The same applies to the term luxury, a glitzy, gilded vocabulary previously attached to all things expensive and shiny. As the world changes, the significance of it is transforming too, from consumers’ expectations all the way to what each transaction entails. One thing’s for sure, luxury is now more a question of longer term strategy than single touch point impression to ensure survival.
Relevance over heritage
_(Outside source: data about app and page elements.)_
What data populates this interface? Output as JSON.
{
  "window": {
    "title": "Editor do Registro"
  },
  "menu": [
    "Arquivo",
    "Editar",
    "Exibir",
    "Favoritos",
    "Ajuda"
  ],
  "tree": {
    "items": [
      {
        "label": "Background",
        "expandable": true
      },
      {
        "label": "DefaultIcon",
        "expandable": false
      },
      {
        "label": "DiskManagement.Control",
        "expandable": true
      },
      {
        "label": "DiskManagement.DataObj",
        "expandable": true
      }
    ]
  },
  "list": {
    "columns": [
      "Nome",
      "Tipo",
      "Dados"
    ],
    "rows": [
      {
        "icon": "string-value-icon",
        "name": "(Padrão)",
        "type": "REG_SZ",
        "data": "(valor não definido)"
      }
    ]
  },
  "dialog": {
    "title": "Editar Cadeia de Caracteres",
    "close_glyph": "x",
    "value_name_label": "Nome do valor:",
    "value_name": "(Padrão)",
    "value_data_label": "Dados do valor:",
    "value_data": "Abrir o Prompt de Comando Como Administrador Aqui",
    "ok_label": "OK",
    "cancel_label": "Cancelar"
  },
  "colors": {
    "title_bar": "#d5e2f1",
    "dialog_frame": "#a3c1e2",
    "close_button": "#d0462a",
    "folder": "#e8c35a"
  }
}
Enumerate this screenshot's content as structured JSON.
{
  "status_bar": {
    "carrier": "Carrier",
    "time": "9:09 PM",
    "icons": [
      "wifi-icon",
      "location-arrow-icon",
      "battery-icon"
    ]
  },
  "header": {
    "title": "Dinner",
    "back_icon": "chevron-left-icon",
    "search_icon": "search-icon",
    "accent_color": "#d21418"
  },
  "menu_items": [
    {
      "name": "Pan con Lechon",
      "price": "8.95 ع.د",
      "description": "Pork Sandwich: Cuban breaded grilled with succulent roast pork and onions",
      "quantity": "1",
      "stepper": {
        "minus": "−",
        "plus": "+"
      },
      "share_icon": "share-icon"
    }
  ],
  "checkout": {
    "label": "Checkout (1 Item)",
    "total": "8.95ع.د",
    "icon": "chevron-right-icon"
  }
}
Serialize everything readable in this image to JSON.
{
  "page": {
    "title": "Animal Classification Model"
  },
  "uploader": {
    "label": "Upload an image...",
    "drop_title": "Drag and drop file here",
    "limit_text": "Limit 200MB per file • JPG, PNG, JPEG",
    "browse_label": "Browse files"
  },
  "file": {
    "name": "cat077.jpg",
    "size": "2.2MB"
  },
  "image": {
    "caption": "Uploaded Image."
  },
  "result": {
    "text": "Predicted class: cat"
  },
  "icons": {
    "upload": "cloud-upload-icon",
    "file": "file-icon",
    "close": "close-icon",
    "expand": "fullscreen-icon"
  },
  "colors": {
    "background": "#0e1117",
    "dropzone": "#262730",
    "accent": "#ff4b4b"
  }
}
Heritage is and always has been a big key part of luxury. Burberry’s trenchcoats would be nowhere near as popular as it is now without its involvement in the World War; neither would Rolls-Royce’s splendid vehicles if it weren’t for its reputation of being handmade and hand-assembled from start to finish in the grounds of Goodwood. While it’s a nice story for any brand with a long storied history to tell and enchant new fans, the pandemic turned things around to prioritise the now. What that means is that brands now need to be relevant instead of constantly romantically reminiscing the past. People care less about Dior dressing royalties and more about them transforming ateliers into factories producing much needed hand sanitisers and protective equipments. To stay ahead, brands need to read the room and join in common causes so people know they’re on the same page and, more importantly, same timeline.
Customisation includes services
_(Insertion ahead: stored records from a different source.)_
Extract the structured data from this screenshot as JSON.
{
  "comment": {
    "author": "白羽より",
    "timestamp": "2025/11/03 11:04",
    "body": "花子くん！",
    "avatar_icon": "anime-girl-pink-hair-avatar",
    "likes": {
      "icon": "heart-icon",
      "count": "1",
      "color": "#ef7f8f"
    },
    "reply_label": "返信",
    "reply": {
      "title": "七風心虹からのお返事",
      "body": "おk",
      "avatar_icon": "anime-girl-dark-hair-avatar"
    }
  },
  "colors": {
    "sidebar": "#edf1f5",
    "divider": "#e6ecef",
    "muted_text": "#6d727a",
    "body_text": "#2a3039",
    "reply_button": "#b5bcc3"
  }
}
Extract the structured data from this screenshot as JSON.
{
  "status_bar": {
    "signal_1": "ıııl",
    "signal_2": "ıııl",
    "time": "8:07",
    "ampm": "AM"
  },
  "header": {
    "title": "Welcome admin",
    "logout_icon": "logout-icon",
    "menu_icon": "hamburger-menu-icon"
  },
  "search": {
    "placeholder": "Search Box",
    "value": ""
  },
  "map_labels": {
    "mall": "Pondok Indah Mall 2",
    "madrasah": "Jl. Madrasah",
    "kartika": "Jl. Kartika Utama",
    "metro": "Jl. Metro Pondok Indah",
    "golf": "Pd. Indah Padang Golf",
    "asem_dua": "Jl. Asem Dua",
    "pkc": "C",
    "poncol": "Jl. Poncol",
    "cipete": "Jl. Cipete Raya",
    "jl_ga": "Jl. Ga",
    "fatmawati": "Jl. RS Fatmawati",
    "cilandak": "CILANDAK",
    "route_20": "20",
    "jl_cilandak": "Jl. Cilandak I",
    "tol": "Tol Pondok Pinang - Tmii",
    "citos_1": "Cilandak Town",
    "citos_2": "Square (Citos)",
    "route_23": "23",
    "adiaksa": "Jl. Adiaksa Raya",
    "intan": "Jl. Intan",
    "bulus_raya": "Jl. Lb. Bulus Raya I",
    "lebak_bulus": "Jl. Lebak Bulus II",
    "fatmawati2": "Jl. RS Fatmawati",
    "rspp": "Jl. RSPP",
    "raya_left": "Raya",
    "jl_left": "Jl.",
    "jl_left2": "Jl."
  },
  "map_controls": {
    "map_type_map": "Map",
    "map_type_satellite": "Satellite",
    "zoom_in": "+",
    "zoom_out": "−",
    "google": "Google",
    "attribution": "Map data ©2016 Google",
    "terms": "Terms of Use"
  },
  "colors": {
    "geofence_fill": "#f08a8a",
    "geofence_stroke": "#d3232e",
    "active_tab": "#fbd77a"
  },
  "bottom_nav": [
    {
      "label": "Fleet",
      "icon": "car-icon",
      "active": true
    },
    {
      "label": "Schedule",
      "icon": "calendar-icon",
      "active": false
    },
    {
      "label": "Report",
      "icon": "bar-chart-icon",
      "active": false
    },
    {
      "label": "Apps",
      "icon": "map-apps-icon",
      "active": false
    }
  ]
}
One thing money can assure you in the world of luxury is coveted customisation that lets you expresss yourself. From Fendi’s ABCharms to spell out your initials or Jaeger-Le Coultre’s engraving services on its watches and more, luxury allows a small part of ourselves to be cast upon and tied to our favourite brands. These bespoke touches say you’re not like everybody else – you have great taste and that is uniquely you. With the dawn of the pandemic and people were forced to stay home, these customisations now include door-to-door delivery and other specially-for-you concierge services. Brands need to find a way to make their customers feel special, especially when they’re all now confined to the walls of their own homes. La Mer is among the first to introduce their concierge delivery service, standing them out from other skincare brands that went down the road of saturation Buy One Free One or Purchase With Purchase deals. It successfully kept the prestige of its branding and pricing while standing out from a sea of skincare sales.
Ownership to experiences and back again
Circa 2010, trends noted a shift from luxury spenders spending on products to experiences that they can see, taste, feel and live. LVMH even created a special platform for this niche of customers looking for exceptional experiences called Clos19 that curates bespoke travels to exotic locations and more, complemented by fine wines and offerings under the LVMH umbrella. With travel now off the books for the foreseeable future, consumers are revenge shopping again because the avenues to spend their money had considerably shrunk. More acutely, they are spending their money online so digitisation is important for many brands looking to secure a piece of the spending pie. This applies to more than just e-commerce; it is an all encompassing war to grab their attention and retain it, a big battle played out on social media where digital engagement is king.
Tailored local experiences
With luxury, the more well-known you are worldwide, the more prestigious your brand is deemed. Today, however, with borders closed and flights halted, brands – particularly those in travel and hospitality – need to look within local playing fields and pay attention to the local clienteles once more. This covers their branding, public relations and marketing communication to shoppers who are growing increasingly savvy. Royal Selangor has always stayed true to its local heritage, releasing capsule collections that honour Malaysian tradition and roots, staying at the top of mind of locals even after more than 130 years. International brands are also seeing the importance of speaking to their locales, like Johnnie Walker John Walker & Sons that recently celebrated the heritage of local Chinese clans with its Legacy Collection painted to honour in the three main clans of Hakka, Hokkien and Cantonese of Malaysian Chinese.
How luxury brands fare during this uncertain times remains to be seen but in less than a year, business as they know it has been turned completely on its head. It would be wise to stay alert and ahead to continue the race.
(Photos: Pexels and respective brands)